* _Task details_
Return all of the data exactly, omitting any images.

[Data about app and page elements]

● ● ● ●

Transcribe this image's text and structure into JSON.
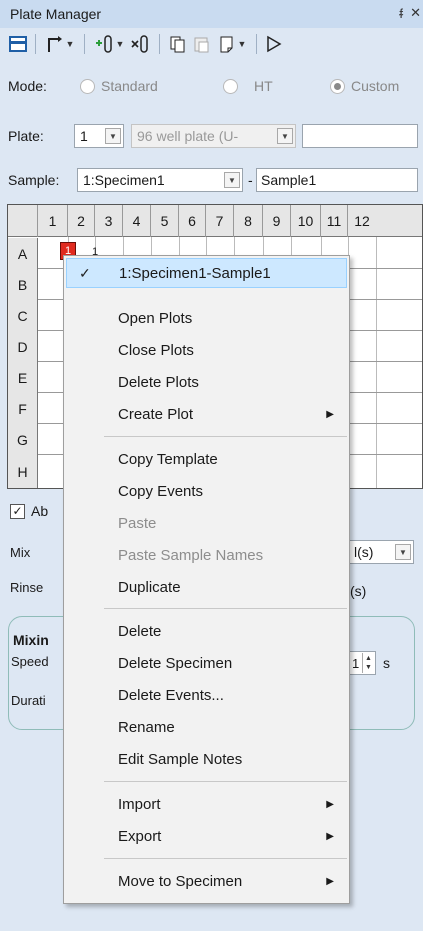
{
  "panel": {
    "title": "Plate Manager",
    "pin": "ᵮ",
    "close": "×"
  },
  "mode": {
    "label": "Mode:",
    "options": [
      {
        "label": "Standard"
      },
      {
        "label": "HT"
      },
      {
        "label": "Custom"
      }
    ]
  },
  "plate": {
    "label": "Plate:",
    "number": "1",
    "type": "96 well plate (U-",
    "name": ""
  },
  "sample": {
    "label": "Sample:",
    "specimen": "1:Specimen1",
    "separator": "-",
    "name": "Sample1"
  },
  "grid": {
    "columns": [
      "1",
      "2",
      "3",
      "4",
      "5",
      "6",
      "7",
      "8",
      "9",
      "10",
      "11",
      "12"
    ],
    "rows": [
      "A",
      "B",
      "C",
      "D",
      "E",
      "F",
      "G",
      "H"
    ],
    "well_a1": "1",
    "well_a2": "1"
  },
  "lower": {
    "checkbox_label": "Ab",
    "mix_label": "Mix",
    "mix_value": "l(s)",
    "rinse_label": "Rinse",
    "rinse_value": "(s)",
    "group_title": "Mixin",
    "speed_label": "Speed",
    "speed_value": "1",
    "speed_unit": "s",
    "duration_label": "Durati"
  },
  "context_menu": {
    "items": [
      {
        "label": "1:Specimen1-Sample1",
        "checked": true
      },
      {
        "label": "Open Plots"
      },
      {
        "label": "Close Plots"
      },
      {
        "label": "Delete Plots"
      },
      {
        "label": "Create Plot",
        "submenu": true
      },
      {
        "label": "Copy Template"
      },
      {
        "label": "Copy Events"
      },
      {
        "label": "Paste",
        "disabled": true
      },
      {
        "label": "Paste Sample Names",
        "disabled": true
      },
      {
        "label": "Duplicate"
      },
      {
        "label": "Delete"
      },
      {
        "label": "Delete Specimen"
      },
      {
        "label": "Delete Events..."
      },
      {
        "label": "Rename"
      },
      {
        "label": "Edit Sample Notes"
      },
      {
        "label": "Import",
        "submenu": true
      },
      {
        "label": "Export",
        "submenu": true
      },
      {
        "label": "Move to Specimen",
        "submenu": true
      }
    ]
  },
  "colors": {
    "accent": "#c9dbf0",
    "well_selected": "#e02b20",
    "menu_highlight": "#cde8ff"
  }
}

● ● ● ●

* _Response box_
Transcribe this image's text and structure into JSON.
{
  "panel": {
    "title": "Plate Manager",
    "pin": "ᵮ",
    "close": "×"
  },
  "mode": {
    "label": "Mode:",
    "options": [
      {
        "label": "Standard"
      },
      {
        "label": "HT"
      },
      {
        "label": "Custom"
      }
    ]
  },
  "plate": {
    "label": "Plate:",
    "number": "1",
    "type": "96 well plate (U-",
    "name": ""
  },
  "sample": {
    "label": "Sample:",
    "specimen": "1:Specimen1",
    "separator": "-",
    "name": "Sample1"
  },
  "grid": {
    "columns": [
      "1",
      "2",
      "3",
      "4",
      "5",
      "6",
      "7",
      "8",
      "9",
      "10",
      "11",
      "12"
    ],
    "rows": [
      "A",
      "B",
      "C",
      "D",
      "E",
      "F",
      "G",
      "H"
    ],
    "well_a1": "1",
    "well_a2": "1"
  },
  "lower": {
    "checkbox_label": "Ab",
    "mix_label": "Mix",
    "mix_value": "l(s)",
    "rinse_label": "Rinse",
    "rinse_value": "(s)",
    "group_title": "Mixin",
    "speed_label": "Speed",
    "speed_value": "1",
    "speed_unit": "s",
    "duration_label": "Durati"
  },
  "context_menu": {
    "items": [
      {
        "label": "1:Specimen1-Sample1",
        "checked": true
      },
      {
        "label": "Open Plots"
      },
      {
        "label": "Close Plots"
      },
      {
        "label": "Delete Plots"
      },
      {
        "label": "Create Plot",
        "submenu": true
      },
      {
        "label": "Copy Template"
      },
      {
        "label": "Copy Events"
      },
      {
        "label": "Paste",
        "disabled": true
      },
      {
        "label": "Paste Sample Names",
        "disabled": true
      },
      {
        "label": "Duplicate"
      },
      {
        "label": "Delete"
      },
      {
        "label": "Delete Specimen"
      },
      {
        "label": "Delete Events..."
      },
      {
        "label": "Rename"
      },
      {
        "label": "Edit Sample Notes"
      },
      {
        "label": "Import",
        "submenu": true
      },
      {
        "label": "Export",
        "submenu": true
      },
      {
        "label": "Move to Specimen",
        "submenu": true
      }
    ]
  },
  "colors": {
    "accent": "#c9dbf0",
    "well_selected": "#e02b20",
    "menu_highlight": "#cde8ff"
  }
}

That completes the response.